*** Opening Data under study ***

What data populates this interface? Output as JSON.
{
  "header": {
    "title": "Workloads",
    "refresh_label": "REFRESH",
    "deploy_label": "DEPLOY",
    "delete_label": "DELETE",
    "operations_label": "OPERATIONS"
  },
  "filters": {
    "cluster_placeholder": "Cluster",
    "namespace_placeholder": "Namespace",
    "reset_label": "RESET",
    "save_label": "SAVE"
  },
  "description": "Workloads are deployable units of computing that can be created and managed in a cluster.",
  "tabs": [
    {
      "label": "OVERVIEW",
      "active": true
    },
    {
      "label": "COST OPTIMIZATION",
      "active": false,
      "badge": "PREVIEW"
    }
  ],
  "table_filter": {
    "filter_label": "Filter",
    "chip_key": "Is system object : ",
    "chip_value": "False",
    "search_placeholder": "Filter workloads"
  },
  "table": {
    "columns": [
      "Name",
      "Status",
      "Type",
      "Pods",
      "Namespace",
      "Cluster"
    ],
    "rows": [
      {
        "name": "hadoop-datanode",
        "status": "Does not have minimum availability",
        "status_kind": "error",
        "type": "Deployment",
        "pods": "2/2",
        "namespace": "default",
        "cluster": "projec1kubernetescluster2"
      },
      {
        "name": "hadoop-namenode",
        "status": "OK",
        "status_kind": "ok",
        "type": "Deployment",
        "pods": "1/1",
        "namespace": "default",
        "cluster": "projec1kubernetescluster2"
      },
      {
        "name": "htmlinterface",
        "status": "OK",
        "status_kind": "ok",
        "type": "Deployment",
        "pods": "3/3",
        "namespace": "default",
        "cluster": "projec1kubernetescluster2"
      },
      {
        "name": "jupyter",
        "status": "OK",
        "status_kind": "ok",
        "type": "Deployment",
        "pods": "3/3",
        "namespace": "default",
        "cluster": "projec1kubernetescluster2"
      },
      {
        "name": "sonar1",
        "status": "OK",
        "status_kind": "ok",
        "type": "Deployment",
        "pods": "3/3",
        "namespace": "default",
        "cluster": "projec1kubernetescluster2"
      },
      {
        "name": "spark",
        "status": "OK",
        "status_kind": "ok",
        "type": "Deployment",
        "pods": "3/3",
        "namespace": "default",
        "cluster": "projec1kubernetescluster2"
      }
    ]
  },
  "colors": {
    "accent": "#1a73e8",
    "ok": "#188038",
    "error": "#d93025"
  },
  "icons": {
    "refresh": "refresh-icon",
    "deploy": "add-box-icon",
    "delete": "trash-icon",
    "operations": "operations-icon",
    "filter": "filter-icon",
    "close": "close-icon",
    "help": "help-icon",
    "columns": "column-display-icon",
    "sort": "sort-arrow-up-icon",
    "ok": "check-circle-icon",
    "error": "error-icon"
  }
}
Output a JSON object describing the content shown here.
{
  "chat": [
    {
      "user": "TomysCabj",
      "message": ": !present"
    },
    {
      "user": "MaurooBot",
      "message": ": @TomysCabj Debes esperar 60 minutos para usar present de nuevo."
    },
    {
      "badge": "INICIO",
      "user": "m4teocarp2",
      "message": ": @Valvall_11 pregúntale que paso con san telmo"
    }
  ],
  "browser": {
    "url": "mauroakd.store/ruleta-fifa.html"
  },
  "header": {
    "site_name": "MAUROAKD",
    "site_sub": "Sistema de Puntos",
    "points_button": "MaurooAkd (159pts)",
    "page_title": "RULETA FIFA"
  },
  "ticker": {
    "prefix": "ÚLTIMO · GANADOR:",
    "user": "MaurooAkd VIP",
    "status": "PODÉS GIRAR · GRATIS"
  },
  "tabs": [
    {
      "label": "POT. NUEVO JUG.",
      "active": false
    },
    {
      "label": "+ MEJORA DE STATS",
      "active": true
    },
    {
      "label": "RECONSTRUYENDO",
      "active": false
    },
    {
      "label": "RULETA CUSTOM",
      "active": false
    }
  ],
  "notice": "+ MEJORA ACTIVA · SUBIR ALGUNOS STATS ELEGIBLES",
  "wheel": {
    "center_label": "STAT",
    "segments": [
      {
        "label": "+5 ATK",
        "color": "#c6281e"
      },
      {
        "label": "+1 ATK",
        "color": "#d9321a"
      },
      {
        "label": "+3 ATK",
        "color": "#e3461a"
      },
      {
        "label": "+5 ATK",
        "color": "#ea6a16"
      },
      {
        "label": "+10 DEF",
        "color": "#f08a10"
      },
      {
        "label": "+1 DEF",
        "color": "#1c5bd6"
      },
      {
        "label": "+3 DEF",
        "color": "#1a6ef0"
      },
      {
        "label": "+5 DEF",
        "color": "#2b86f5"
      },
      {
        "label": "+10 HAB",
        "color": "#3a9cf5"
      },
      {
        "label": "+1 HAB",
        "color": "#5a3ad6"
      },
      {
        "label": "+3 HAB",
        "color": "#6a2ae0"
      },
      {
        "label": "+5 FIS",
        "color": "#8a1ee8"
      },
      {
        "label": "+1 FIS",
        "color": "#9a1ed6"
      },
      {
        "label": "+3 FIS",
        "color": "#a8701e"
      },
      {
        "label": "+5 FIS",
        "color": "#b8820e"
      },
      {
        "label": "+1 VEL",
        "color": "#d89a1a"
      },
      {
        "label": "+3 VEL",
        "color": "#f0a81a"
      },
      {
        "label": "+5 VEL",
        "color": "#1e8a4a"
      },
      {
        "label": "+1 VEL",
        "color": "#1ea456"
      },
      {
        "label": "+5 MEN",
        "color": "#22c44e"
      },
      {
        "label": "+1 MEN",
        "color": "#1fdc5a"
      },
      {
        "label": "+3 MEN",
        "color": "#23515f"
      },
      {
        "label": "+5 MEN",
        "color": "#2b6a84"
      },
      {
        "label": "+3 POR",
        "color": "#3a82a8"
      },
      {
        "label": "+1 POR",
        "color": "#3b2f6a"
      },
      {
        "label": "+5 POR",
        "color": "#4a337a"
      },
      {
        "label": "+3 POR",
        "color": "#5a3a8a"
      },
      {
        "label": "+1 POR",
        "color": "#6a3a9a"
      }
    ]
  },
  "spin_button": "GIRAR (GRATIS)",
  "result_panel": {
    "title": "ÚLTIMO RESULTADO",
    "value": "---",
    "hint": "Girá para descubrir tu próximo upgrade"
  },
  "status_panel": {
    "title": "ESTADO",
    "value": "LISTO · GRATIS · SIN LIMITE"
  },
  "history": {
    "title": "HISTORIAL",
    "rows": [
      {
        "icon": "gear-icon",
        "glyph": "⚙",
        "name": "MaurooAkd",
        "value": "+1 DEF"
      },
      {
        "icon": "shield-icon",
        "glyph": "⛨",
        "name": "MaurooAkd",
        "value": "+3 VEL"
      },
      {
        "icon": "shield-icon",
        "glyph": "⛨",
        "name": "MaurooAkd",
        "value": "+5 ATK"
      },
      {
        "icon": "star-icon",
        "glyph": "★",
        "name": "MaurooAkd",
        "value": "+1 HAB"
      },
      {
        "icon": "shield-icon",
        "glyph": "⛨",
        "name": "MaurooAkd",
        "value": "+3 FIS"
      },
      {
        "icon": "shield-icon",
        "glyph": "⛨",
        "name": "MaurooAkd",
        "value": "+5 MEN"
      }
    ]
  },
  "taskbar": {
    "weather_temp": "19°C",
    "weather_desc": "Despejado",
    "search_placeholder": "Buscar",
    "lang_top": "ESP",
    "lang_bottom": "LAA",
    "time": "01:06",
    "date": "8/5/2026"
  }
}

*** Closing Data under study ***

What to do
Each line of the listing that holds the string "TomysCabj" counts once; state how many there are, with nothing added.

Solution for this task
2